* Given entries *

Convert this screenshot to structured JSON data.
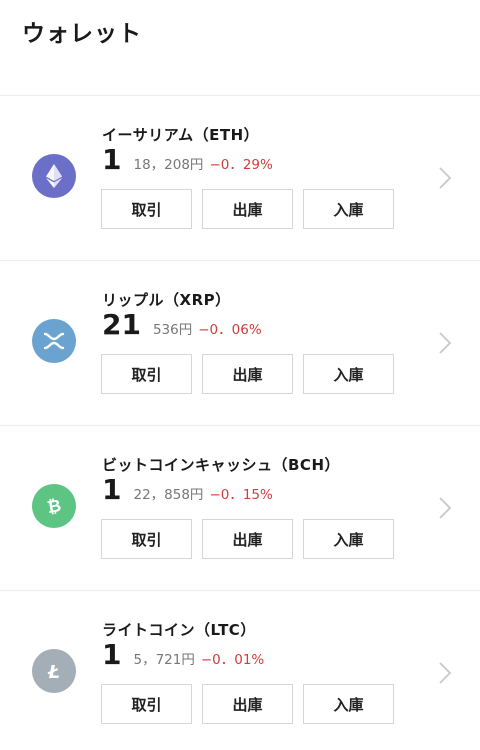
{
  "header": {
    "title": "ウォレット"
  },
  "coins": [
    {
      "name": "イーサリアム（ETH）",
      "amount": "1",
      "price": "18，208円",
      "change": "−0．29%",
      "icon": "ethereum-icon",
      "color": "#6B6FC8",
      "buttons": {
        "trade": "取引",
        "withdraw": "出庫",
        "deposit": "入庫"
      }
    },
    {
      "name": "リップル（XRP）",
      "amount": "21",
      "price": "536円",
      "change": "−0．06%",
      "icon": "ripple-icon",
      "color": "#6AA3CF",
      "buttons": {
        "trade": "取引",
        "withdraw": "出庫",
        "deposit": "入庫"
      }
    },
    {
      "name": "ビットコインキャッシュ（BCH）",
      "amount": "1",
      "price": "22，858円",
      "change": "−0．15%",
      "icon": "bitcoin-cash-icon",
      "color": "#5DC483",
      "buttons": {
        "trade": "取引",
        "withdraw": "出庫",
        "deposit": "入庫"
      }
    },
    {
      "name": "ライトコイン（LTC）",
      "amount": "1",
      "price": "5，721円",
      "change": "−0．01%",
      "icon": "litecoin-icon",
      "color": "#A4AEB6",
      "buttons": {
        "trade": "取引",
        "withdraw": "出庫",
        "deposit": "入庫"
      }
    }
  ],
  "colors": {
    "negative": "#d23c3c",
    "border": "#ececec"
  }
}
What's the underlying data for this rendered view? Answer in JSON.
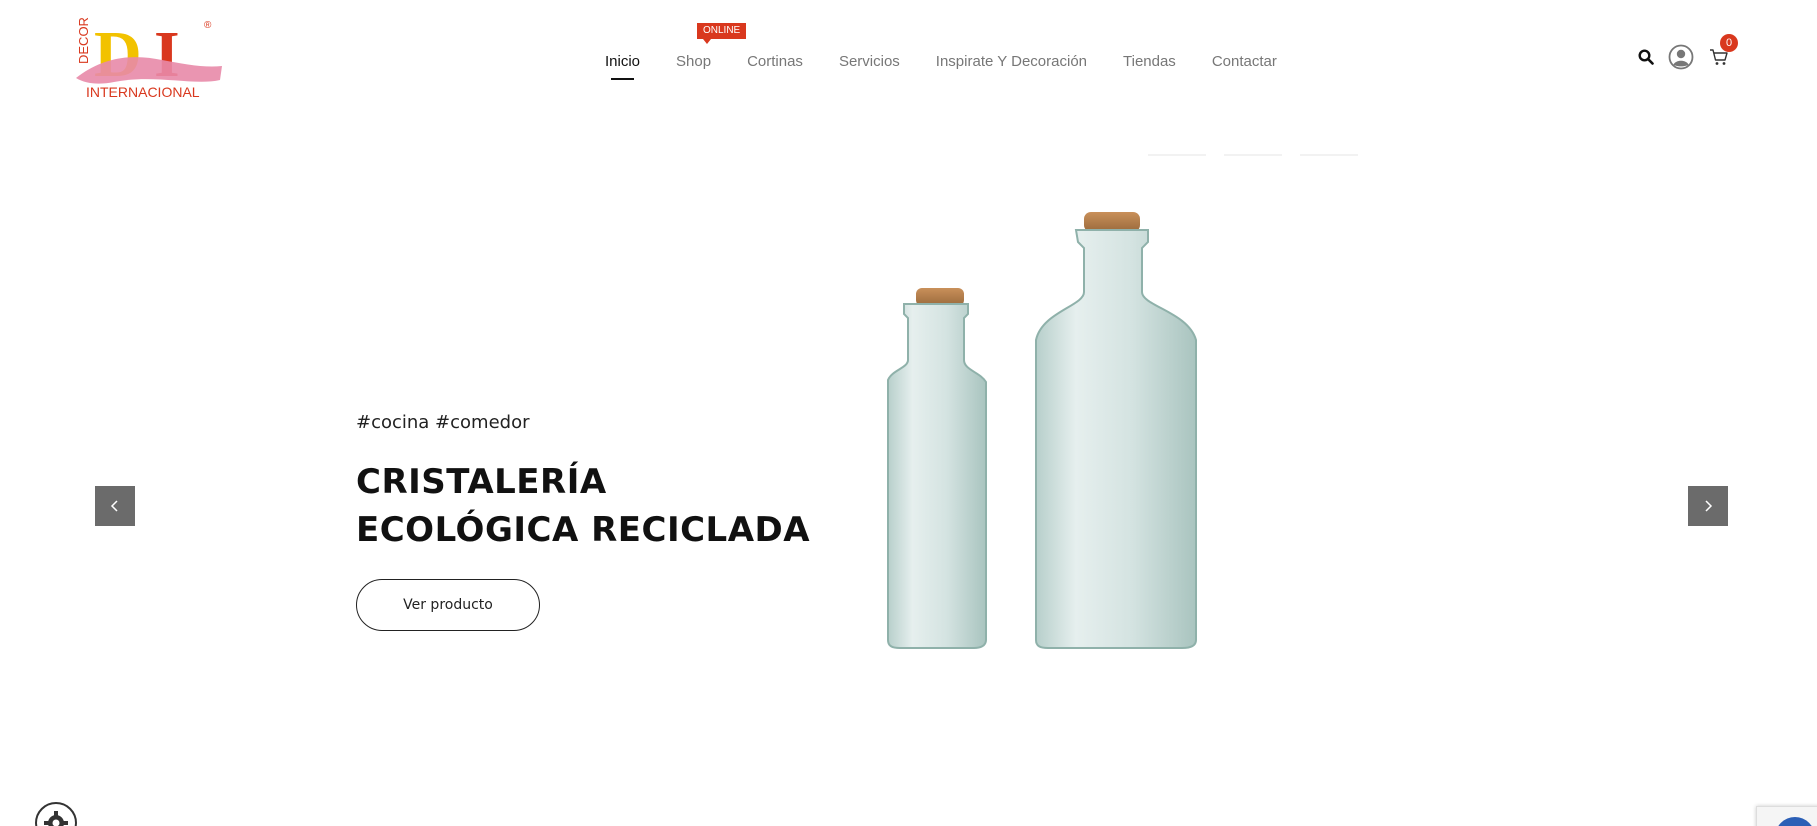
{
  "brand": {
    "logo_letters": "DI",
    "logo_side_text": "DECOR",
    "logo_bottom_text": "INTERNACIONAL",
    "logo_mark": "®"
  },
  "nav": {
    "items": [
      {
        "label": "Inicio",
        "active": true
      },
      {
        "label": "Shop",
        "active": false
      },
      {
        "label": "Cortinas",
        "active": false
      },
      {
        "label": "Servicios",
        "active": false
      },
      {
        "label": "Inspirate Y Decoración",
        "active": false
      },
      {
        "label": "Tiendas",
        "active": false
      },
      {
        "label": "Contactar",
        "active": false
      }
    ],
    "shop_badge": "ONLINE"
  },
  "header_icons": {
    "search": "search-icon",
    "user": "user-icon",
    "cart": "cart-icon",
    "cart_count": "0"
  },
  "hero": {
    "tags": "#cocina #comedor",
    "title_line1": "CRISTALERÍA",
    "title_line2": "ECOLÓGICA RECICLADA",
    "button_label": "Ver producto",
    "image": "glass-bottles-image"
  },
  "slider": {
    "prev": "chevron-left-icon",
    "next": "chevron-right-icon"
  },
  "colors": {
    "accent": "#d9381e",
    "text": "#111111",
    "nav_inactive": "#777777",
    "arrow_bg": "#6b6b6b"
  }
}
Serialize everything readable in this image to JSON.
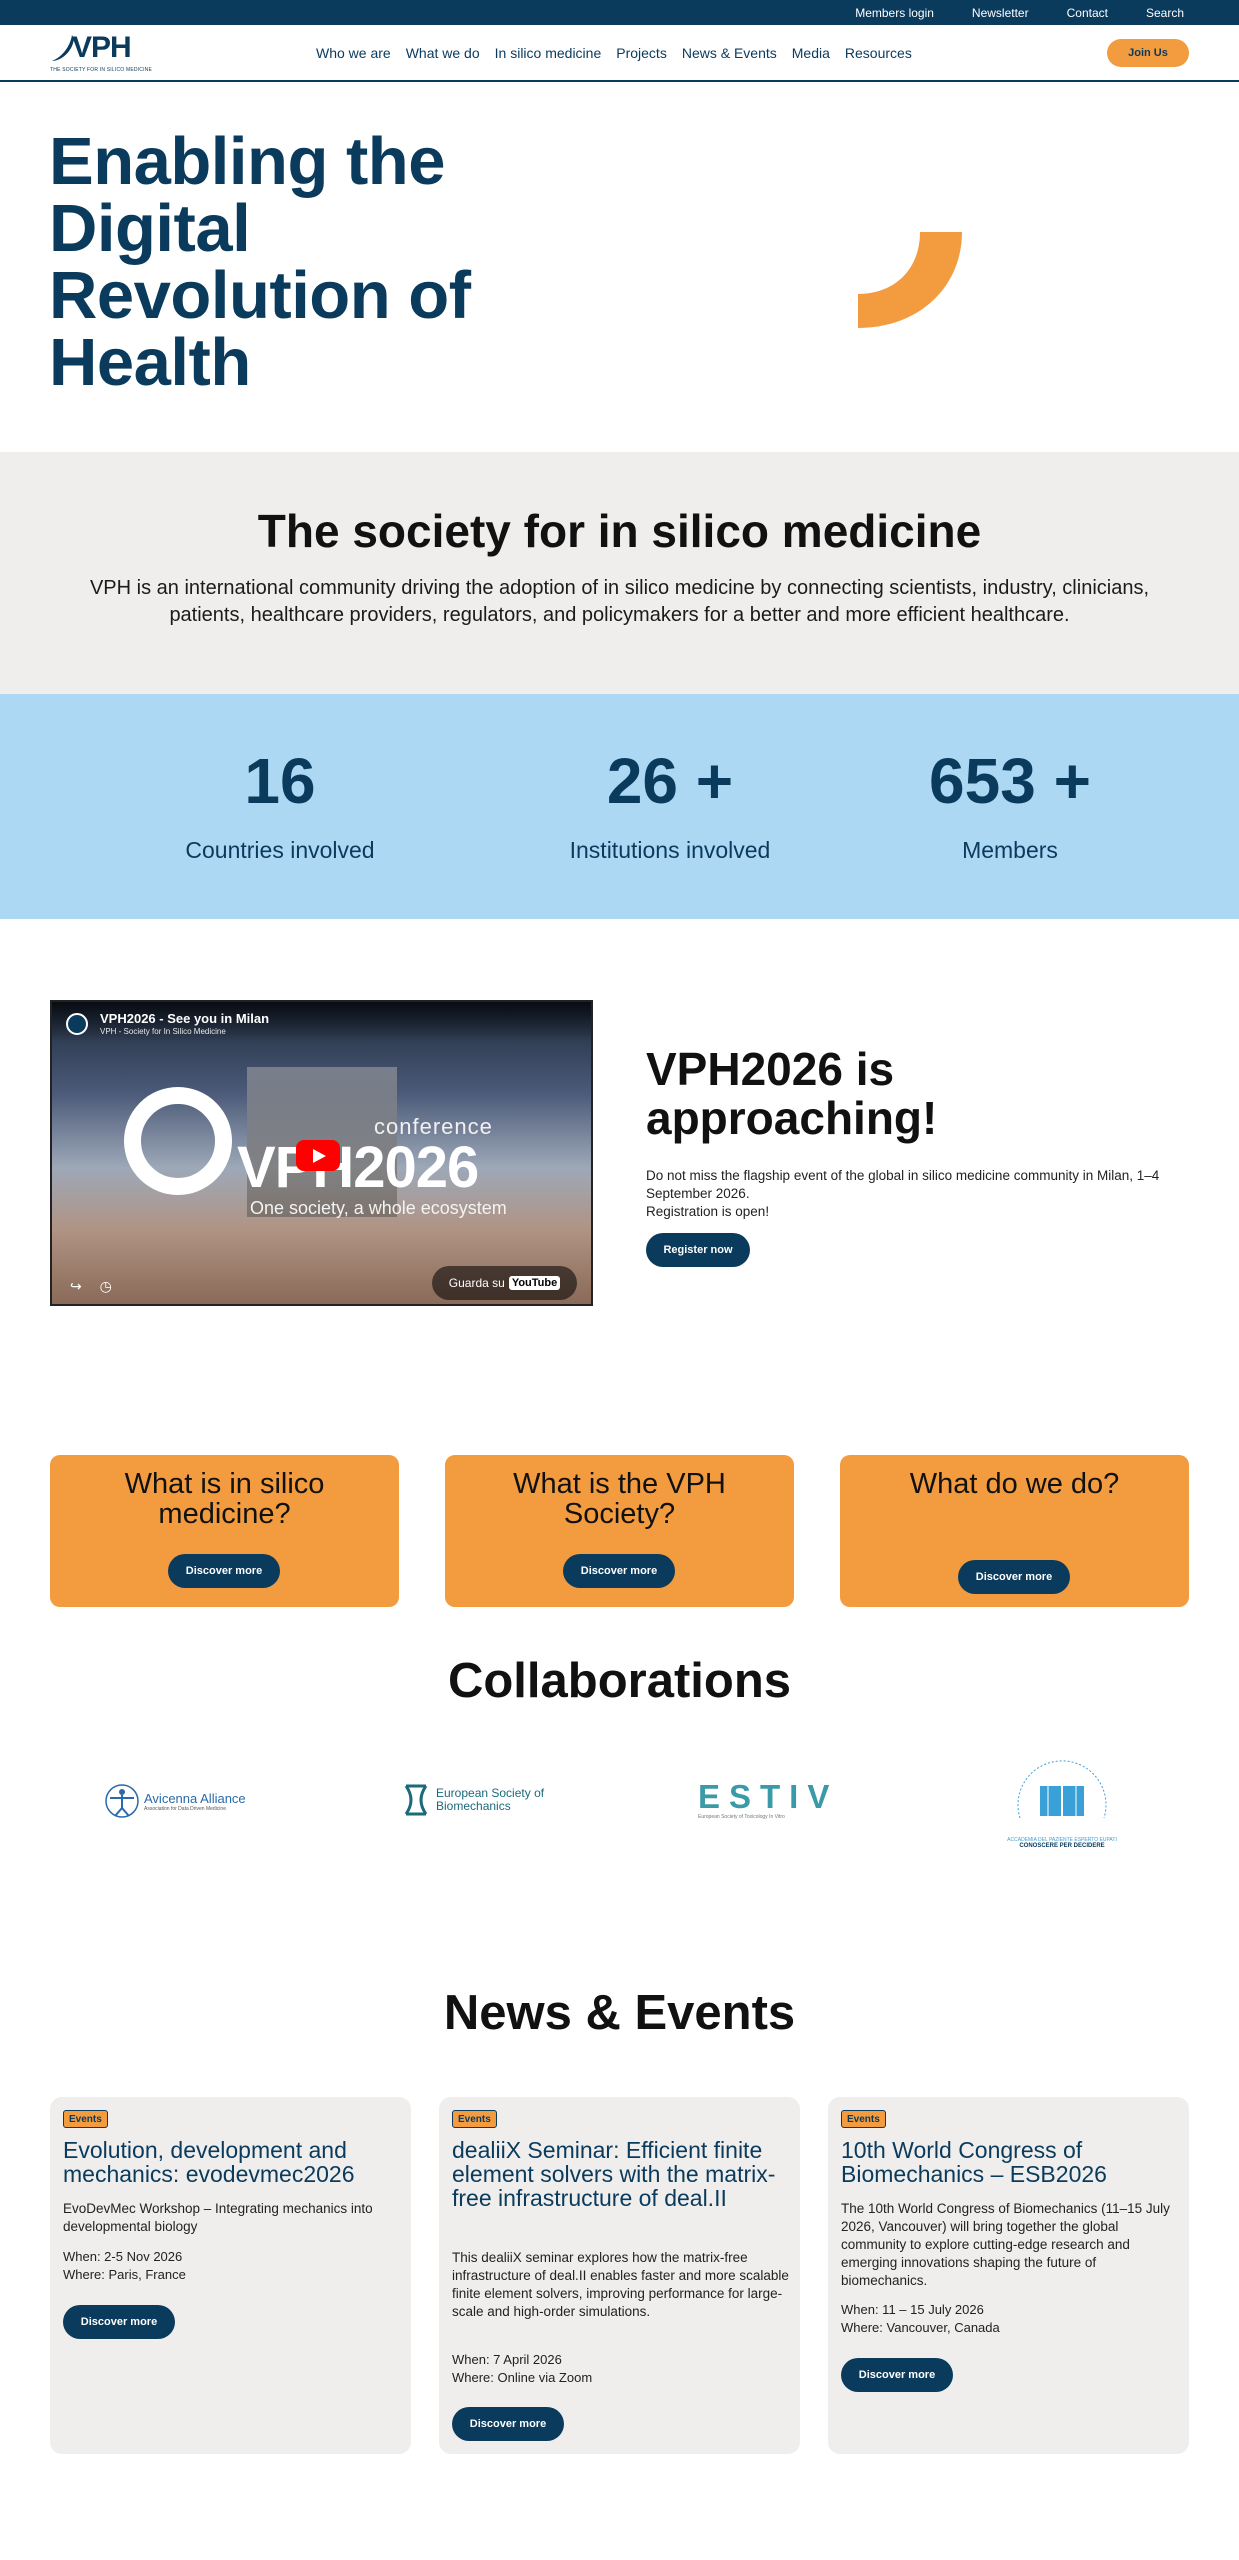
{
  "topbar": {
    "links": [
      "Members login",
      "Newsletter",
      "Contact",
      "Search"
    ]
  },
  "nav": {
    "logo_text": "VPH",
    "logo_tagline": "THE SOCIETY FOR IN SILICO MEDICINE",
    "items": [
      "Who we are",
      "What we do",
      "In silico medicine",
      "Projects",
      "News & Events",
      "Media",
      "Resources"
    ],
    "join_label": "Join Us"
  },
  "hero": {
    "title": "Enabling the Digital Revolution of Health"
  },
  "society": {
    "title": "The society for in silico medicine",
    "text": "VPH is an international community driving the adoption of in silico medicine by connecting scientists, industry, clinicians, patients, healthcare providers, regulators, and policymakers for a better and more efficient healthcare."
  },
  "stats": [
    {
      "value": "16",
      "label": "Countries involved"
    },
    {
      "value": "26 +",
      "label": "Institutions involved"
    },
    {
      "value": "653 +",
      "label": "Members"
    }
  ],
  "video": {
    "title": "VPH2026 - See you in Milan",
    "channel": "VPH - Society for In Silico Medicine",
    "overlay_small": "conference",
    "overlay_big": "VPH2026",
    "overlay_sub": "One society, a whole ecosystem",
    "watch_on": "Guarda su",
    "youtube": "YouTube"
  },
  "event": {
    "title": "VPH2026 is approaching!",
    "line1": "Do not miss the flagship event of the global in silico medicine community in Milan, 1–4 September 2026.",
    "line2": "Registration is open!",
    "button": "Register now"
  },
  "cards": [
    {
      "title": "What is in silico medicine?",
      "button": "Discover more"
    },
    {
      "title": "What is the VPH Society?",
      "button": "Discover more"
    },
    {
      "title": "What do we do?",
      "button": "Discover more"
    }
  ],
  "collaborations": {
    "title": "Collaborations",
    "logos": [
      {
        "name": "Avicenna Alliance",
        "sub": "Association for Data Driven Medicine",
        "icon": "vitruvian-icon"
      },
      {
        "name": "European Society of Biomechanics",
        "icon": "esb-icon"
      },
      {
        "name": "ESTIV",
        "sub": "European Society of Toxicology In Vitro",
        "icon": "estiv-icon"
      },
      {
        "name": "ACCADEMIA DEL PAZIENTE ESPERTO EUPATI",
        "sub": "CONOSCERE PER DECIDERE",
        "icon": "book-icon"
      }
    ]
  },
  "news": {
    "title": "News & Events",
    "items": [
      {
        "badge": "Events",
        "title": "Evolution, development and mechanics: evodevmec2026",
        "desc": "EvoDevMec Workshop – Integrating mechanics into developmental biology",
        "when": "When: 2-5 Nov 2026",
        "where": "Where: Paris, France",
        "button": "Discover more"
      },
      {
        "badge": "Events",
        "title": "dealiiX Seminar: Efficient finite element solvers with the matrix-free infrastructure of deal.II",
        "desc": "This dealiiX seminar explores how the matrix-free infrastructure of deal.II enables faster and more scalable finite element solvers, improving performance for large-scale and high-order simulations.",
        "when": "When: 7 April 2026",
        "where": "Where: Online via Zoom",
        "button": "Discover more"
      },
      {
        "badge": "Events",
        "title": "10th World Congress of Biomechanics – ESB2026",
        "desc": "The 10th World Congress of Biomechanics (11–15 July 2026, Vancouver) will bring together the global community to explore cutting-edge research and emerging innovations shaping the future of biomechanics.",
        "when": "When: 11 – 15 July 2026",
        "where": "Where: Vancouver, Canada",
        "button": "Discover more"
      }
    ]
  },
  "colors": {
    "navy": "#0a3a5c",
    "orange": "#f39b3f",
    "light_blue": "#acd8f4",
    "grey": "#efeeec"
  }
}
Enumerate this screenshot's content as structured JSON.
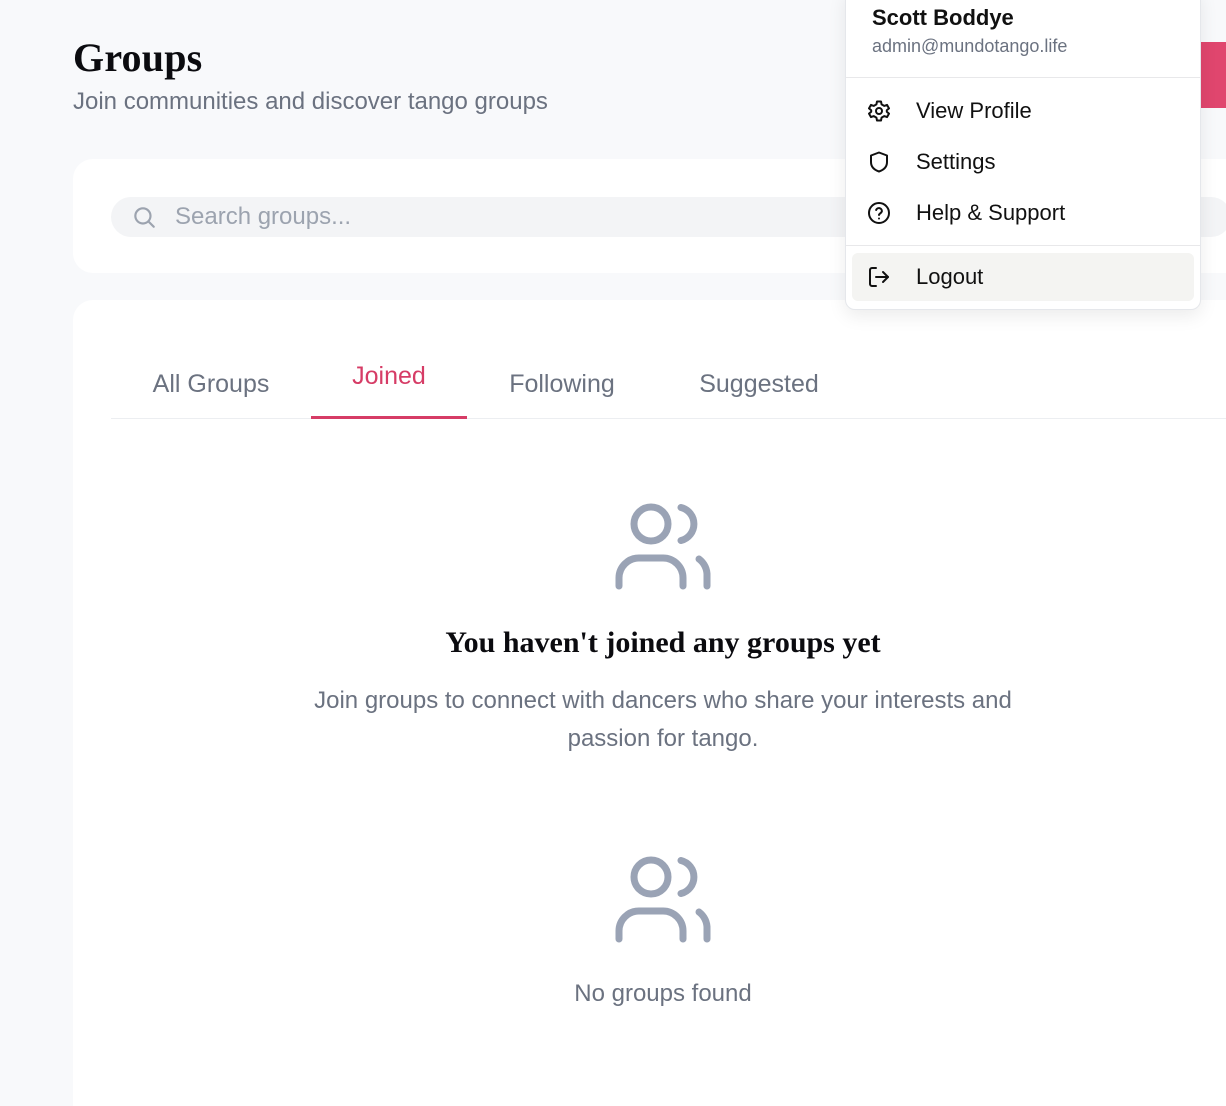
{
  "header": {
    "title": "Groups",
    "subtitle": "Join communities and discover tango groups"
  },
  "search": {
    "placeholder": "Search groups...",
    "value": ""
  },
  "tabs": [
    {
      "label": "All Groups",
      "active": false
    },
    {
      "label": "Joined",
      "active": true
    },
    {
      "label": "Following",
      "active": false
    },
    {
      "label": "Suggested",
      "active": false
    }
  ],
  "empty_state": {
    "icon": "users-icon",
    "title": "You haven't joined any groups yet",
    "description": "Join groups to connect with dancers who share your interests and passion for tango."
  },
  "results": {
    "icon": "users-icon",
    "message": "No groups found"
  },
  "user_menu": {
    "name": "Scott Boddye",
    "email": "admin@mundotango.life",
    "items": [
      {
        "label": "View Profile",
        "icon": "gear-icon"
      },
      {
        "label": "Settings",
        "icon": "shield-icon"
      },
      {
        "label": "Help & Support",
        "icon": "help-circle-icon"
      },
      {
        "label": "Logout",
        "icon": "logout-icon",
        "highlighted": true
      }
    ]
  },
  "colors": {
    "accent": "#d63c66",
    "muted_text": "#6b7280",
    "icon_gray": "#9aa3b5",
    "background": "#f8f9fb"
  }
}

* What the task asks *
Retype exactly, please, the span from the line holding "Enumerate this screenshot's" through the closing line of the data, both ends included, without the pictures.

* Exercise solution *
Enumerate this screenshot's content as structured JSON.
{
  "header": {
    "title": "Groups",
    "subtitle": "Join communities and discover tango groups"
  },
  "search": {
    "placeholder": "Search groups...",
    "value": ""
  },
  "tabs": [
    {
      "label": "All Groups",
      "active": false
    },
    {
      "label": "Joined",
      "active": true
    },
    {
      "label": "Following",
      "active": false
    },
    {
      "label": "Suggested",
      "active": false
    }
  ],
  "empty_state": {
    "icon": "users-icon",
    "title": "You haven't joined any groups yet",
    "description": "Join groups to connect with dancers who share your interests and passion for tango."
  },
  "results": {
    "icon": "users-icon",
    "message": "No groups found"
  },
  "user_menu": {
    "name": "Scott Boddye",
    "email": "admin@mundotango.life",
    "items": [
      {
        "label": "View Profile",
        "icon": "gear-icon"
      },
      {
        "label": "Settings",
        "icon": "shield-icon"
      },
      {
        "label": "Help & Support",
        "icon": "help-circle-icon"
      },
      {
        "label": "Logout",
        "icon": "logout-icon",
        "highlighted": true
      }
    ]
  },
  "colors": {
    "accent": "#d63c66",
    "muted_text": "#6b7280",
    "icon_gray": "#9aa3b5",
    "background": "#f8f9fb"
  }
}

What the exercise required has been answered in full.